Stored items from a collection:
______________________________
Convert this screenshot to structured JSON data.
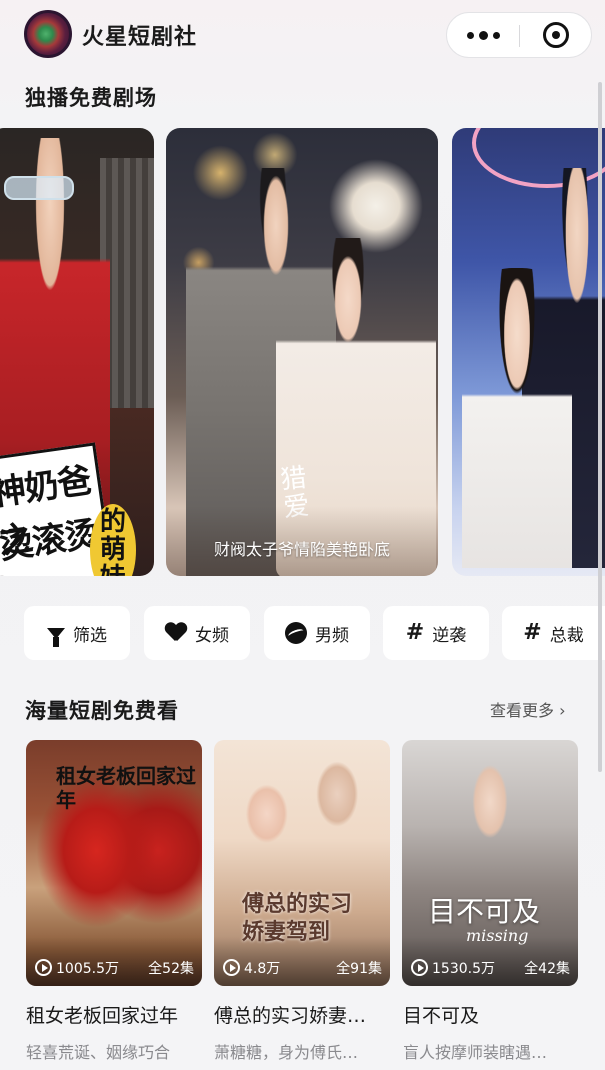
{
  "header": {
    "app_name": "火星短剧社",
    "avatar_icon": "mars-logo",
    "more_icon": "more-dots-icon",
    "close_icon": "target-circle-icon"
  },
  "featured": {
    "title": "独播免费剧场",
    "cards": [
      {
        "art_line1": "神奶爸之",
        "art_line2": "烫滚烫",
        "badge": "的萌娃"
      },
      {
        "art_title": "猎爱",
        "caption": "财阀太子爷情陷美艳卧底"
      },
      {
        "art": ""
      }
    ]
  },
  "filters": [
    {
      "label": "筛选",
      "icon": "filter-funnel-icon"
    },
    {
      "label": "女频",
      "icon": "heart-icon"
    },
    {
      "label": "男频",
      "icon": "ball-icon"
    },
    {
      "label": "逆袭",
      "icon": "hash-icon"
    },
    {
      "label": "总裁",
      "icon": "hash-icon"
    }
  ],
  "grid": {
    "title": "海量短剧免费看",
    "more": "查看更多",
    "items": [
      {
        "title": "租女老板回家过年",
        "desc": "轻喜荒诞、姻缘巧合",
        "views": "1005.5万",
        "episodes": "全52集",
        "art": "租女老板回家过年"
      },
      {
        "title": "傅总的实习娇妻…",
        "desc": "萧糖糖，身为傅氏…",
        "views": "4.8万",
        "episodes": "全91集",
        "art": "傅总的实习娇妻驾到"
      },
      {
        "title": "目不可及",
        "desc": "盲人按摩师装瞎遇…",
        "views": "1530.5万",
        "episodes": "全42集",
        "art": "目不可及",
        "art_sub": "missing"
      }
    ]
  }
}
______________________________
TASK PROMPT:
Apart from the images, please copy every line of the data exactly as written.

FINISHED TASK:
Convert this screenshot to structured JSON data.
{
  "header": {
    "app_name": "火星短剧社",
    "avatar_icon": "mars-logo",
    "more_icon": "more-dots-icon",
    "close_icon": "target-circle-icon"
  },
  "featured": {
    "title": "独播免费剧场",
    "cards": [
      {
        "art_line1": "神奶爸之",
        "art_line2": "烫滚烫",
        "badge": "的萌娃"
      },
      {
        "art_title": "猎爱",
        "caption": "财阀太子爷情陷美艳卧底"
      },
      {
        "art": ""
      }
    ]
  },
  "filters": [
    {
      "label": "筛选",
      "icon": "filter-funnel-icon"
    },
    {
      "label": "女频",
      "icon": "heart-icon"
    },
    {
      "label": "男频",
      "icon": "ball-icon"
    },
    {
      "label": "逆袭",
      "icon": "hash-icon"
    },
    {
      "label": "总裁",
      "icon": "hash-icon"
    }
  ],
  "grid": {
    "title": "海量短剧免费看",
    "more": "查看更多",
    "items": [
      {
        "title": "租女老板回家过年",
        "desc": "轻喜荒诞、姻缘巧合",
        "views": "1005.5万",
        "episodes": "全52集",
        "art": "租女老板回家过年"
      },
      {
        "title": "傅总的实习娇妻…",
        "desc": "萧糖糖，身为傅氏…",
        "views": "4.8万",
        "episodes": "全91集",
        "art": "傅总的实习娇妻驾到"
      },
      {
        "title": "目不可及",
        "desc": "盲人按摩师装瞎遇…",
        "views": "1530.5万",
        "episodes": "全42集",
        "art": "目不可及",
        "art_sub": "missing"
      }
    ]
  }
}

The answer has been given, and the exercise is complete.